In addition to ten first-rate originals, Furtado recorded three cover songs for the album. The Who's "Won't Get Fooled Again" and Creedence Clearwater Revival's "Fortunate Son" extend the political and personal luck theme of Thirteen; and a whimsical take on Elton John's "Take Me to the Pilot" allows this musically and conceptually dense song cycle to catch its breath before soldiering on.
Furtado, who recently returned to live in his beloved Portland, Oregon after several years in Los Angeles, grew up in Pleasanton, California, in the East Bay, took up the banjo at 12 and was hailed as a prodigy at age 19. As he was cementing his reputation as a banjoist extraordinaire, Furtado was also developing himself into an equally virtuosic slide guitarist.

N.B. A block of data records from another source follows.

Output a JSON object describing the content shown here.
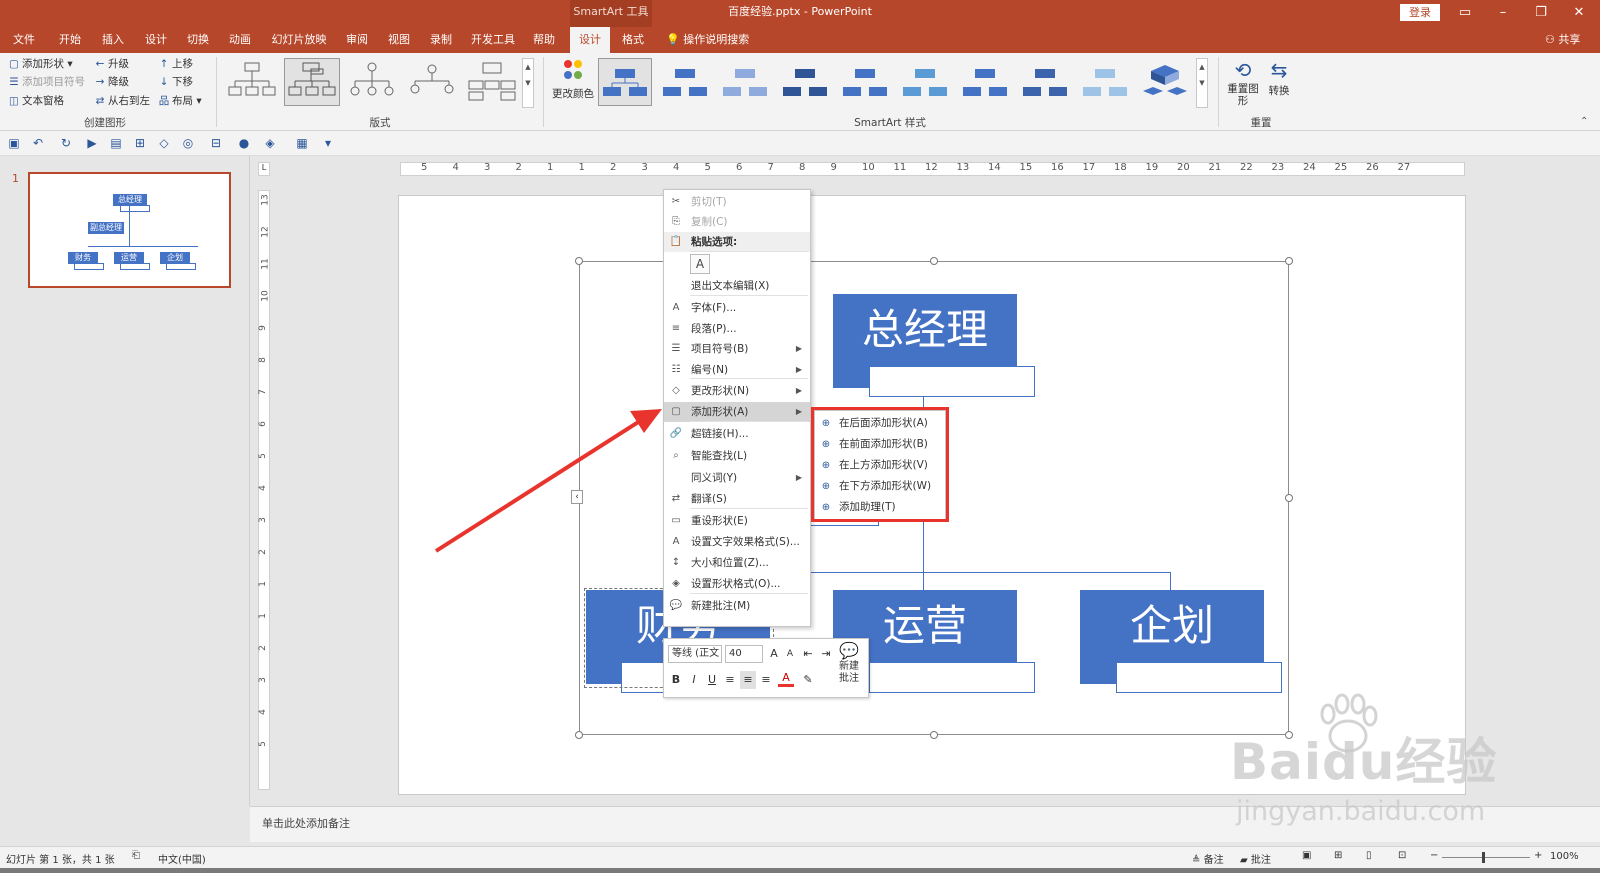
{
  "window": {
    "context_group": "SmartArt 工具",
    "doc_title": "百度经验.pptx  -  PowerPoint",
    "login": "登录",
    "share": "共享"
  },
  "tabs": [
    "文件",
    "开始",
    "插入",
    "设计",
    "切换",
    "动画",
    "幻灯片放映",
    "审阅",
    "视图",
    "录制",
    "开发工具",
    "帮助",
    "设计",
    "格式"
  ],
  "active_tab_index": 12,
  "search_hint": "操作说明搜索",
  "ribbon": {
    "create_group": {
      "label": "创建图形",
      "add_shape": "添加形状",
      "add_bullet": "添加项目符号",
      "text_pane": "文本窗格",
      "promote": "升级",
      "demote": "降级",
      "rtl": "从右到左",
      "move_up": "上移",
      "move_down": "下移",
      "layout": "布局"
    },
    "layouts_label": "版式",
    "change_colors": "更改颜色",
    "styles_label": "SmartArt 样式",
    "reset_group": {
      "label": "重置",
      "reset_graphic": "重置图形",
      "convert": "转换"
    }
  },
  "slide_panel": {
    "slide_number": "1",
    "thumb": {
      "top": "总经理",
      "assistant": "副总经理",
      "children": [
        "财务",
        "运营",
        "企划"
      ]
    }
  },
  "ruler": {
    "h_labels": [
      "5",
      "4",
      "3",
      "2",
      "1",
      "1",
      "2",
      "3",
      "4",
      "5",
      "6",
      "7",
      "8",
      "9",
      "10",
      "11",
      "12",
      "13",
      "14",
      "15",
      "16",
      "17",
      "18",
      "19",
      "20",
      "21",
      "22",
      "23",
      "24",
      "25",
      "26",
      "27"
    ],
    "v_labels": [
      "13",
      "12",
      "11",
      "10",
      "9",
      "8",
      "7",
      "6",
      "5",
      "4",
      "3",
      "2",
      "1",
      "1",
      "2",
      "3",
      "4",
      "5"
    ]
  },
  "smartart": {
    "top": "总经理",
    "children": [
      "财务",
      "运营",
      "企划"
    ]
  },
  "context_menu": {
    "items": [
      {
        "icon": "✂",
        "label": "剪切(T)",
        "disabled": true
      },
      {
        "icon": "⎘",
        "label": "复制(C)",
        "disabled": true
      },
      {
        "icon": "📋",
        "label": "粘贴选项:",
        "header": true
      },
      {
        "icon": "",
        "label": "退出文本编辑(X)"
      },
      {
        "icon": "A",
        "label": "字体(F)..."
      },
      {
        "icon": "≡",
        "label": "段落(P)..."
      },
      {
        "icon": "☰",
        "label": "项目符号(B)",
        "submenu": true
      },
      {
        "icon": "☷",
        "label": "编号(N)",
        "submenu": true
      },
      {
        "icon": "◇",
        "label": "更改形状(N)",
        "submenu": true
      },
      {
        "icon": "▢",
        "label": "添加形状(A)",
        "submenu": true,
        "highlight": true
      },
      {
        "icon": "🔗",
        "label": "超链接(H)..."
      },
      {
        "icon": "⌕",
        "label": "智能查找(L)"
      },
      {
        "icon": "",
        "label": "同义词(Y)",
        "submenu": true
      },
      {
        "icon": "⇄",
        "label": "翻译(S)"
      },
      {
        "icon": "▭",
        "label": "重设形状(E)"
      },
      {
        "icon": "A",
        "label": "设置文字效果格式(S)..."
      },
      {
        "icon": "↕",
        "label": "大小和位置(Z)..."
      },
      {
        "icon": "◈",
        "label": "设置形状格式(O)..."
      },
      {
        "icon": "💬",
        "label": "新建批注(M)"
      }
    ]
  },
  "submenu": {
    "items": [
      "在后面添加形状(A)",
      "在前面添加形状(B)",
      "在上方添加形状(V)",
      "在下方添加形状(W)",
      "添加助理(T)"
    ]
  },
  "mini_toolbar": {
    "font": "等线 (正文",
    "size": "40",
    "new_comment": "新建批注"
  },
  "notes_placeholder": "单击此处添加备注",
  "status": {
    "slide_info": "幻灯片 第 1 张，共 1 张",
    "language": "中文(中国)",
    "notes": "备注",
    "comments": "批注",
    "zoom": "100%"
  },
  "watermark": {
    "brand": "Baidu经验",
    "url": "jingyan.baidu.com"
  },
  "colors": {
    "accent": "#b7472a",
    "smartart_blue": "#4472c4",
    "highlight_red": "#e8342d"
  }
}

Critics had high praise for These Chains. "This time Tony takes his deeply rootsy voice to the mic to sing as well as play his own music. The transformation is extraordinary," wrote About.com Country Music. "The perfect soundtrack for a late-summer road trip. Pop it in the deck and feed your own nomadic muse," added Northern California's North Bay Bohemian. "Make way for a talented practitioner of the Americana-meets-pop-rock genre," Denver's Westword implored. "The album marks Furtado's emergence as a full-blown singer-songwriter. It's a winning start," summed up the Philadelphia Inquirer.
And now, with Thirteen, this restless artist makes an exponential leap into the wide-open spaces of mythopoetic America, a terrain inhabited by such personal heroes as Cooder, the Band, Creedence, Petty and Waits. No two ways about it — this heartfelt, multileveled work completes Tony Furtado's ascent from the folk circuit to the big leagues.